### Input data
- Opening Delimiter -
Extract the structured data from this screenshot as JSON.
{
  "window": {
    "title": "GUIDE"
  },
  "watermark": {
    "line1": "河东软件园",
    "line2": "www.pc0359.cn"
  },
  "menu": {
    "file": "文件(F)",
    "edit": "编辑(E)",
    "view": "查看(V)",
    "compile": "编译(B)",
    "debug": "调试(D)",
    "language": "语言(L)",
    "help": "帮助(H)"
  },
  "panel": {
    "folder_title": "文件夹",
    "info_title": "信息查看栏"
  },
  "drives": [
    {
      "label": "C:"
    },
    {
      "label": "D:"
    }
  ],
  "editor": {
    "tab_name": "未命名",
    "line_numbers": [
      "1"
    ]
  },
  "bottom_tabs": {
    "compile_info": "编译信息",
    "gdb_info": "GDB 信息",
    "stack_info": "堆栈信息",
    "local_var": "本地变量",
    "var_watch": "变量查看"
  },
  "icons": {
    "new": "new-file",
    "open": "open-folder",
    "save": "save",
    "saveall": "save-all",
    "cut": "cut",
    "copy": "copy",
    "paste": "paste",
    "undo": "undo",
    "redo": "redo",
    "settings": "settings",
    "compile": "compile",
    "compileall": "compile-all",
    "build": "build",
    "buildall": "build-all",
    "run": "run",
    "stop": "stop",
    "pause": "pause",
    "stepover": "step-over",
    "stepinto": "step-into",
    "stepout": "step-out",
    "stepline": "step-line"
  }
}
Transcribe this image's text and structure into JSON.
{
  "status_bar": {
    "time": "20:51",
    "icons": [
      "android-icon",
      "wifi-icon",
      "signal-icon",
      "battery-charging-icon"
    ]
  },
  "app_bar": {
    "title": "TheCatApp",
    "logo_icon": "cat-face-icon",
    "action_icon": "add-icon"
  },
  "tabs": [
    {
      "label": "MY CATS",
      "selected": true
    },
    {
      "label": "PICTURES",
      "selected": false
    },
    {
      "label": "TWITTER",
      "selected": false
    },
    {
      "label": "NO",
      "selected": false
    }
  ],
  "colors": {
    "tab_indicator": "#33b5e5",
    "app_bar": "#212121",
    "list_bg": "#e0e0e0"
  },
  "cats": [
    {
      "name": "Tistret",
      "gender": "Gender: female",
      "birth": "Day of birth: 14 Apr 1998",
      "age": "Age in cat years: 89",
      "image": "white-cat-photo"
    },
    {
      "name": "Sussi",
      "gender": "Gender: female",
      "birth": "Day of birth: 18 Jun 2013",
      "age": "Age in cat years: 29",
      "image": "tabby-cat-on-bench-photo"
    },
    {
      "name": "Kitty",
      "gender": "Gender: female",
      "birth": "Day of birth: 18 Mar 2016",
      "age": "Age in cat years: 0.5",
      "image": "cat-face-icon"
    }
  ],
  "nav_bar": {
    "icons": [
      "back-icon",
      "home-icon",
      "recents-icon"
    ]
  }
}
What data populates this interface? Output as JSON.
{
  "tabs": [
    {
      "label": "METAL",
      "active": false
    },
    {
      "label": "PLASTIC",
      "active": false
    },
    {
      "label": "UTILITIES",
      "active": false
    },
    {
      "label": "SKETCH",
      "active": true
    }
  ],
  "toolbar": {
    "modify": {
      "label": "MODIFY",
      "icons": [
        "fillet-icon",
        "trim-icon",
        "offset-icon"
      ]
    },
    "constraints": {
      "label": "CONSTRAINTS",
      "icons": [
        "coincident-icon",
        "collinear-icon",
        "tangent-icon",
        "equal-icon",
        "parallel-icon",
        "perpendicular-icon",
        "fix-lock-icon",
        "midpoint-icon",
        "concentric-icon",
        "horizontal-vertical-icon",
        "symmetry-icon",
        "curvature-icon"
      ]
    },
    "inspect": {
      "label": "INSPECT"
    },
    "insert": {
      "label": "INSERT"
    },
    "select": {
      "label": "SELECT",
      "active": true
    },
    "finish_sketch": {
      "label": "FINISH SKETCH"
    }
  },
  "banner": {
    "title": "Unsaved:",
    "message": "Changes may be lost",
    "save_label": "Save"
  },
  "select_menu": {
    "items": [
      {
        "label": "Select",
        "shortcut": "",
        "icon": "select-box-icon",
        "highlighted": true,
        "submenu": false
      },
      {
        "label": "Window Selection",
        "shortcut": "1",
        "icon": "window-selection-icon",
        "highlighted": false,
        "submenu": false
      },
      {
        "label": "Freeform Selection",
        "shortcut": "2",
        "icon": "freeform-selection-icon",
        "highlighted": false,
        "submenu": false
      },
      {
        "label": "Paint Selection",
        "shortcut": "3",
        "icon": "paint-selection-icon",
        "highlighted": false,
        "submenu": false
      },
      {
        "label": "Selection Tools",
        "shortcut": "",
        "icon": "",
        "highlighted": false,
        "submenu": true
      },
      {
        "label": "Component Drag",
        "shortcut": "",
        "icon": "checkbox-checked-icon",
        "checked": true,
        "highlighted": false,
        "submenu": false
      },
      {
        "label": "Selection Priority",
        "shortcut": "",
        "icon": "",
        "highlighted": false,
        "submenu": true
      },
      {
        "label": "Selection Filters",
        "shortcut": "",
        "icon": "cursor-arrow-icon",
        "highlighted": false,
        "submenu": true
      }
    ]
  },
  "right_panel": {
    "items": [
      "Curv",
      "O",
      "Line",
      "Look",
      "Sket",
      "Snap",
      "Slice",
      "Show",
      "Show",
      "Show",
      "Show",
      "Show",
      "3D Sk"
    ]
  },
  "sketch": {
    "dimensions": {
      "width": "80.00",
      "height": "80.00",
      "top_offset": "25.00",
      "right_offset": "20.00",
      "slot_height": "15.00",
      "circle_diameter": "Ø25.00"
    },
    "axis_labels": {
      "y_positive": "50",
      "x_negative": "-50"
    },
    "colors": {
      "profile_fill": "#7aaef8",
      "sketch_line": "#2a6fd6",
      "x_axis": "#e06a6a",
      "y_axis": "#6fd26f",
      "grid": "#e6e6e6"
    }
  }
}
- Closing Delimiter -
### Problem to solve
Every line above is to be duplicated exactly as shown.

### Answer below
Extract the structured data from this screenshot as JSON.
{
  "window": {
    "title": "GUIDE"
  },
  "watermark": {
    "line1": "河东软件园",
    "line2": "www.pc0359.cn"
  },
  "menu": {
    "file": "文件(F)",
    "edit": "编辑(E)",
    "view": "查看(V)",
    "compile": "编译(B)",
    "debug": "调试(D)",
    "language": "语言(L)",
    "help": "帮助(H)"
  },
  "panel": {
    "folder_title": "文件夹",
    "info_title": "信息查看栏"
  },
  "drives": [
    {
      "label": "C:"
    },
    {
      "label": "D:"
    }
  ],
  "editor": {
    "tab_name": "未命名",
    "line_numbers": [
      "1"
    ]
  },
  "bottom_tabs": {
    "compile_info": "编译信息",
    "gdb_info": "GDB 信息",
    "stack_info": "堆栈信息",
    "local_var": "本地变量",
    "var_watch": "变量查看"
  },
  "icons": {
    "new": "new-file",
    "open": "open-folder",
    "save": "save",
    "saveall": "save-all",
    "cut": "cut",
    "copy": "copy",
    "paste": "paste",
    "undo": "undo",
    "redo": "redo",
    "settings": "settings",
    "compile": "compile",
    "compileall": "compile-all",
    "build": "build",
    "buildall": "build-all",
    "run": "run",
    "stop": "stop",
    "pause": "pause",
    "stepover": "step-over",
    "stepinto": "step-into",
    "stepout": "step-out",
    "stepline": "step-line"
  }
}
Transcribe this image's text and structure into JSON.
{
  "status_bar": {
    "time": "20:51",
    "icons": [
      "android-icon",
      "wifi-icon",
      "signal-icon",
      "battery-charging-icon"
    ]
  },
  "app_bar": {
    "title": "TheCatApp",
    "logo_icon": "cat-face-icon",
    "action_icon": "add-icon"
  },
  "tabs": [
    {
      "label": "MY CATS",
      "selected": true
    },
    {
      "label": "PICTURES",
      "selected": false
    },
    {
      "label": "TWITTER",
      "selected": false
    },
    {
      "label": "NO",
      "selected": false
    }
  ],
  "colors": {
    "tab_indicator": "#33b5e5",
    "app_bar": "#212121",
    "list_bg": "#e0e0e0"
  },
  "cats": [
    {
      "name": "Tistret",
      "gender": "Gender: female",
      "birth": "Day of birth: 14 Apr 1998",
      "age": "Age in cat years: 89",
      "image": "white-cat-photo"
    },
    {
      "name": "Sussi",
      "gender": "Gender: female",
      "birth": "Day of birth: 18 Jun 2013",
      "age": "Age in cat years: 29",
      "image": "tabby-cat-on-bench-photo"
    },
    {
      "name": "Kitty",
      "gender": "Gender: female",
      "birth": "Day of birth: 18 Mar 2016",
      "age": "Age in cat years: 0.5",
      "image": "cat-face-icon"
    }
  ],
  "nav_bar": {
    "icons": [
      "back-icon",
      "home-icon",
      "recents-icon"
    ]
  }
}
What data populates this interface? Output as JSON.
{
  "tabs": [
    {
      "label": "METAL",
      "active": false
    },
    {
      "label": "PLASTIC",
      "active": false
    },
    {
      "label": "UTILITIES",
      "active": false
    },
    {
      "label": "SKETCH",
      "active": true
    }
  ],
  "toolbar": {
    "modify": {
      "label": "MODIFY",
      "icons": [
        "fillet-icon",
        "trim-icon",
        "offset-icon"
      ]
    },
    "constraints": {
      "label": "CONSTRAINTS",
      "icons": [
        "coincident-icon",
        "collinear-icon",
        "tangent-icon",
        "equal-icon",
        "parallel-icon",
        "perpendicular-icon",
        "fix-lock-icon",
        "midpoint-icon",
        "concentric-icon",
        "horizontal-vertical-icon",
        "symmetry-icon",
        "curvature-icon"
      ]
    },
    "inspect": {
      "label": "INSPECT"
    },
    "insert": {
      "label": "INSERT"
    },
    "select": {
      "label": "SELECT",
      "active": true
    },
    "finish_sketch": {
      "label": "FINISH SKETCH"
    }
  },
  "banner": {
    "title": "Unsaved:",
    "message": "Changes may be lost",
    "save_label": "Save"
  },
  "select_menu": {
    "items": [
      {
        "label": "Select",
        "shortcut": "",
        "icon": "select-box-icon",
        "highlighted": true,
        "submenu": false
      },
      {
        "label": "Window Selection",
        "shortcut": "1",
        "icon": "window-selection-icon",
        "highlighted": false,
        "submenu": false
      },
      {
        "label": "Freeform Selection",
        "shortcut": "2",
        "icon": "freeform-selection-icon",
        "highlighted": false,
        "submenu": false
      },
      {
        "label": "Paint Selection",
        "shortcut": "3",
        "icon": "paint-selection-icon",
        "highlighted": false,
        "submenu": false
      },
      {
        "label": "Selection Tools",
        "shortcut": "",
        "icon": "",
        "highlighted": false,
        "submenu": true
      },
      {
        "label": "Component Drag",
        "shortcut": "",
        "icon": "checkbox-checked-icon",
        "checked": true,
        "highlighted": false,
        "submenu": false
      },
      {
        "label": "Selection Priority",
        "shortcut": "",
        "icon": "",
        "highlighted": false,
        "submenu": true
      },
      {
        "label": "Selection Filters",
        "shortcut": "",
        "icon": "cursor-arrow-icon",
        "highlighted": false,
        "submenu": true
      }
    ]
  },
  "right_panel": {
    "items": [
      "Curv",
      "O",
      "Line",
      "Look",
      "Sket",
      "Snap",
      "Slice",
      "Show",
      "Show",
      "Show",
      "Show",
      "Show",
      "3D Sk"
    ]
  },
  "sketch": {
    "dimensions": {
      "width": "80.00",
      "height": "80.00",
      "top_offset": "25.00",
      "right_offset": "20.00",
      "slot_height": "15.00",
      "circle_diameter": "Ø25.00"
    },
    "axis_labels": {
      "y_positive": "50",
      "x_negative": "-50"
    },
    "colors": {
      "profile_fill": "#7aaef8",
      "sketch_line": "#2a6fd6",
      "x_axis": "#e06a6a",
      "y_axis": "#6fd26f",
      "grid": "#e6e6e6"
    }
  }
}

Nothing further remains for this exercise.